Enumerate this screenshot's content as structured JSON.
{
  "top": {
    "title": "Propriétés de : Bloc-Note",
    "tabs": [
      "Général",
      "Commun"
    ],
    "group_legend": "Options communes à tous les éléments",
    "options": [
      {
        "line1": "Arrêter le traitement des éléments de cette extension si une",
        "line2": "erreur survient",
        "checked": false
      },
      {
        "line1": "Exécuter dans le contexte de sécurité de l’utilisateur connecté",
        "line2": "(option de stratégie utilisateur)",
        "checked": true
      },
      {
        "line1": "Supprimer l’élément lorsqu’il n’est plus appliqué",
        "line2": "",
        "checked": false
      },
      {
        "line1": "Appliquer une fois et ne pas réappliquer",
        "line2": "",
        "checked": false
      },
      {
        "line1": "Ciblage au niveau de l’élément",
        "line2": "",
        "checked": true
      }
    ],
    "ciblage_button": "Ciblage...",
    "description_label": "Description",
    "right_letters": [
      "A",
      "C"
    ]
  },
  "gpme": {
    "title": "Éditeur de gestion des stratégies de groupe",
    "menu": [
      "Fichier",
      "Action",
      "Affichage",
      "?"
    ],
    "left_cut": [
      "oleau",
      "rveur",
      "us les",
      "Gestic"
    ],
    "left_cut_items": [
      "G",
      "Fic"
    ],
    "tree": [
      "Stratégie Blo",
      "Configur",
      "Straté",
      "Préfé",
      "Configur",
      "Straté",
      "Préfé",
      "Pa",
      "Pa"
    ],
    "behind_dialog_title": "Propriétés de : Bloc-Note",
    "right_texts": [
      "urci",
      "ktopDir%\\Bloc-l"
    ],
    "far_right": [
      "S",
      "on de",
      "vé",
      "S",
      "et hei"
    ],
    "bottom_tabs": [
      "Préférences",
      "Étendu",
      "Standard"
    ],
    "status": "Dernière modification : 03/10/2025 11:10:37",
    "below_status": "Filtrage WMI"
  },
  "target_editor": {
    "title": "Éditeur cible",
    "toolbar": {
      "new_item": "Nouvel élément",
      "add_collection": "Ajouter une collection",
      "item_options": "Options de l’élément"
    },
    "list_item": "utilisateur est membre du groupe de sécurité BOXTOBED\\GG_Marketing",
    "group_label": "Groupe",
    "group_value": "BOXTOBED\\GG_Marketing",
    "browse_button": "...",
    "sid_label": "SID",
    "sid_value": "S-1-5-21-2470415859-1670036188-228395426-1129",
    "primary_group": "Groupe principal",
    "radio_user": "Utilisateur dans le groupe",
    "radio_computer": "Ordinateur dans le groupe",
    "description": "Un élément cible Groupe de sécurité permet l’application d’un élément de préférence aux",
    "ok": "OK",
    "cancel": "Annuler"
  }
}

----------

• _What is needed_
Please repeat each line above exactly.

• _Your solution_
Enumerate this screenshot's content as structured JSON.
{
  "top": {
    "title": "Propriétés de : Bloc-Note",
    "tabs": [
      "Général",
      "Commun"
    ],
    "group_legend": "Options communes à tous les éléments",
    "options": [
      {
        "line1": "Arrêter le traitement des éléments de cette extension si une",
        "line2": "erreur survient",
        "checked": false
      },
      {
        "line1": "Exécuter dans le contexte de sécurité de l’utilisateur connecté",
        "line2": "(option de stratégie utilisateur)",
        "checked": true
      },
      {
        "line1": "Supprimer l’élément lorsqu’il n’est plus appliqué",
        "line2": "",
        "checked": false
      },
      {
        "line1": "Appliquer une fois et ne pas réappliquer",
        "line2": "",
        "checked": false
      },
      {
        "line1": "Ciblage au niveau de l’élément",
        "line2": "",
        "checked": true
      }
    ],
    "ciblage_button": "Ciblage...",
    "description_label": "Description",
    "right_letters": [
      "A",
      "C"
    ]
  },
  "gpme": {
    "title": "Éditeur de gestion des stratégies de groupe",
    "menu": [
      "Fichier",
      "Action",
      "Affichage",
      "?"
    ],
    "left_cut": [
      "oleau",
      "rveur",
      "us les",
      "Gestic"
    ],
    "left_cut_items": [
      "G",
      "Fic"
    ],
    "tree": [
      "Stratégie Blo",
      "Configur",
      "Straté",
      "Préfé",
      "Configur",
      "Straté",
      "Préfé",
      "Pa",
      "Pa"
    ],
    "behind_dialog_title": "Propriétés de : Bloc-Note",
    "right_texts": [
      "urci",
      "ktopDir%\\Bloc-l"
    ],
    "far_right": [
      "S",
      "on de",
      "vé",
      "S",
      "et hei"
    ],
    "bottom_tabs": [
      "Préférences",
      "Étendu",
      "Standard"
    ],
    "status": "Dernière modification : 03/10/2025 11:10:37",
    "below_status": "Filtrage WMI"
  },
  "target_editor": {
    "title": "Éditeur cible",
    "toolbar": {
      "new_item": "Nouvel élément",
      "add_collection": "Ajouter une collection",
      "item_options": "Options de l’élément"
    },
    "list_item": "utilisateur est membre du groupe de sécurité BOXTOBED\\GG_Marketing",
    "group_label": "Groupe",
    "group_value": "BOXTOBED\\GG_Marketing",
    "browse_button": "...",
    "sid_label": "SID",
    "sid_value": "S-1-5-21-2470415859-1670036188-228395426-1129",
    "primary_group": "Groupe principal",
    "radio_user": "Utilisateur dans le groupe",
    "radio_computer": "Ordinateur dans le groupe",
    "description": "Un élément cible Groupe de sécurité permet l’application d’un élément de préférence aux",
    "ok": "OK",
    "cancel": "Annuler"
  }
}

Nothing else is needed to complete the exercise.